So why are people willing to pay so much for Bitcoin? As mentioned already, supply is fixed, so the more people that want to invest in Bitcoin, the higher the price will be.
Demand is then influenced by factors such as:
- Blockchain technology and its benefits, such as security, transparency and anonymity
- The lack of centralisation, as some people prefer cryptocurrencies to assets that are controlled by governments or banks
- Proven historical performance, as Bitcoin now has more than a decade of history
- Growing recognition among institutions and mainstream investors (which also increase Bitcoin’s legitimacy as an investment)
One of the biggest factors is the size of the Bitcoin network.
The intrinsic value of the Bitcoin network
Bitcoin is a gigantic and growing peer-to-peer network. It is possible to link the value of the network to the number of users of the network. Like the internet, the more active users there are, the more valuable the network becomes.
Empirically, in terms of network value only, it is possible to recognise when the network is over or undervalued.
Bitcoin's utility and evolution, the speculation
From a technological point of view, the network is evolving thanks to its design and the many developers who are gradually improving it. These developers have the potential to have a positive effect on the future value of Bitcoin.
Beyond the technological aspects and its use as a value exchange, Bitcoin, with its finite number of tokens, secure and decentralised, can be considered as a safe haven of the future.
What are the risks associated with Bitcoin investing?
While Bitcoin was not originally designed as an investment, this is one of the token’s primary use cases today.
Speculators have been drawn to Bitcoin in each of its bull runs - May 2011, November 2013, July 2017 and from November 2020. This led more people (and, in 2020, institutions) being drawn to the cryptocurrency as a store of value rather than a medium of exchange.
However, like all investments, Bitcoin does come with risk. These risks include:
- Market risk: Bitcoin and cryptocurrencies are known for their volatility, with both sudden price jumps and drops of 30%+ being common. While the gains may be higher than more traditional assets, historically, the losses have been higher as well for those who couldn’t afford to, or who chose not to, hold through the dips.
- Regulatory risk: Because Bitcoin is an alternative to government currencies, it has been used for illegal activities. Because of this, many governments are seeking to regulate and restrict the use and sale of Bitcoin.

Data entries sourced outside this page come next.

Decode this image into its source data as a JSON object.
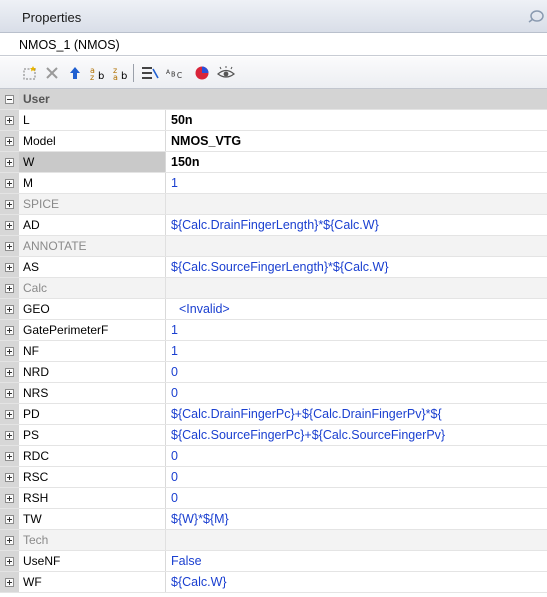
{
  "panel": {
    "title": "Properties",
    "component": "NMOS_1 (NMOS)"
  },
  "toolbar": {
    "buttons": [
      {
        "name": "new-property-icon",
        "glyph": "⬚"
      },
      {
        "name": "delete-icon",
        "glyph": "✕"
      },
      {
        "name": "move-up-icon",
        "glyph": "⬆"
      },
      {
        "name": "sort-ascending-icon",
        "glyph": "ªb"
      },
      {
        "name": "sort-descending-icon",
        "glyph": "ªb"
      },
      {
        "name": "categorize-icon",
        "glyph": "⊟"
      },
      {
        "name": "rename-icon",
        "glyph": "ᴬʙᴄ"
      },
      {
        "name": "color-icon",
        "glyph": "●"
      },
      {
        "name": "visibility-icon",
        "glyph": "👁"
      }
    ]
  },
  "rows": [
    {
      "name": "User",
      "value": "",
      "kind": "header"
    },
    {
      "name": "L",
      "value": "50n",
      "kind": "prop",
      "style": "black"
    },
    {
      "name": "Model",
      "value": "NMOS_VTG",
      "kind": "prop",
      "style": "black"
    },
    {
      "name": "W",
      "value": "150n",
      "kind": "prop",
      "style": "black",
      "selected": true
    },
    {
      "name": "M",
      "value": "1",
      "kind": "prop",
      "style": "blue"
    },
    {
      "name": "SPICE",
      "value": "",
      "kind": "category"
    },
    {
      "name": "AD",
      "value": "${Calc.DrainFingerLength}*${Calc.W}",
      "kind": "prop",
      "style": "blue"
    },
    {
      "name": "ANNOTATE",
      "value": "",
      "kind": "category"
    },
    {
      "name": "AS",
      "value": "${Calc.SourceFingerLength}*${Calc.W}",
      "kind": "prop",
      "style": "blue"
    },
    {
      "name": "Calc",
      "value": "",
      "kind": "category"
    },
    {
      "name": "GEO",
      "value": "<Invalid>",
      "kind": "prop",
      "style": "invalid"
    },
    {
      "name": "GatePerimeterF",
      "value": "1",
      "kind": "prop",
      "style": "blue"
    },
    {
      "name": "NF",
      "value": "1",
      "kind": "prop",
      "style": "blue"
    },
    {
      "name": "NRD",
      "value": "0",
      "kind": "prop",
      "style": "blue"
    },
    {
      "name": "NRS",
      "value": "0",
      "kind": "prop",
      "style": "blue"
    },
    {
      "name": "PD",
      "value": "${Calc.DrainFingerPc}+${Calc.DrainFingerPv}*${",
      "kind": "prop",
      "style": "blue"
    },
    {
      "name": "PS",
      "value": "${Calc.SourceFingerPc}+${Calc.SourceFingerPv}",
      "kind": "prop",
      "style": "blue"
    },
    {
      "name": "RDC",
      "value": "0",
      "kind": "prop",
      "style": "blue"
    },
    {
      "name": "RSC",
      "value": "0",
      "kind": "prop",
      "style": "blue"
    },
    {
      "name": "RSH",
      "value": "0",
      "kind": "prop",
      "style": "blue"
    },
    {
      "name": "TW",
      "value": "${W}*${M}",
      "kind": "prop",
      "style": "blue"
    },
    {
      "name": "Tech",
      "value": "",
      "kind": "category"
    },
    {
      "name": "UseNF",
      "value": "False",
      "kind": "prop",
      "style": "blue"
    },
    {
      "name": "WF",
      "value": "${Calc.W}",
      "kind": "prop",
      "style": "blue"
    }
  ],
  "colors": {
    "value_blue": "#1a3fd0",
    "gutter": "#d7d7d7",
    "header": "#d4d4d4"
  }
}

- Security risk: While miners are rewarded with new bitcoins, they are in the minority of today’s Bitcoin investors. Instead, most Bitcoin investors today purchased their tokens through cryptocurrency exchanges, and hold them with those exchange or in digital wallets. As exchanges and digital wallets are virtual systems, they can be at risk from hackers, glitches and malware.
- Scammers: Unfortunately there are many cryptocurrency scams where scammers encourage investors to share their private keys, sign up for fraudulent services or transfer assets with the promises of high returns. This is an area where investors need to be vigilant to protect their assets.
How to invest in Bitcoin
There are many options for investing in Bitcoin, but one of the simplest ways to get started is with the SwissBorg app .
Available in 100+ countries, the SwissBorg app allows you to deposit 16 fiat currencies which you can exchange for 17 different cryptos, including Bitcoin, all from your phone. Plus, every exchange is run through the SwissBorg Smart Engine, which scans four different cryptocurrency exchanges to find the best price every time you buy, on every exchange!
To get started, simply download the SwissBorg app from the App or Play Store. Make sure you have access to your email and proof of identity on hand so you can complete the verification process, and you’ll be able to start exploring the app in minutes!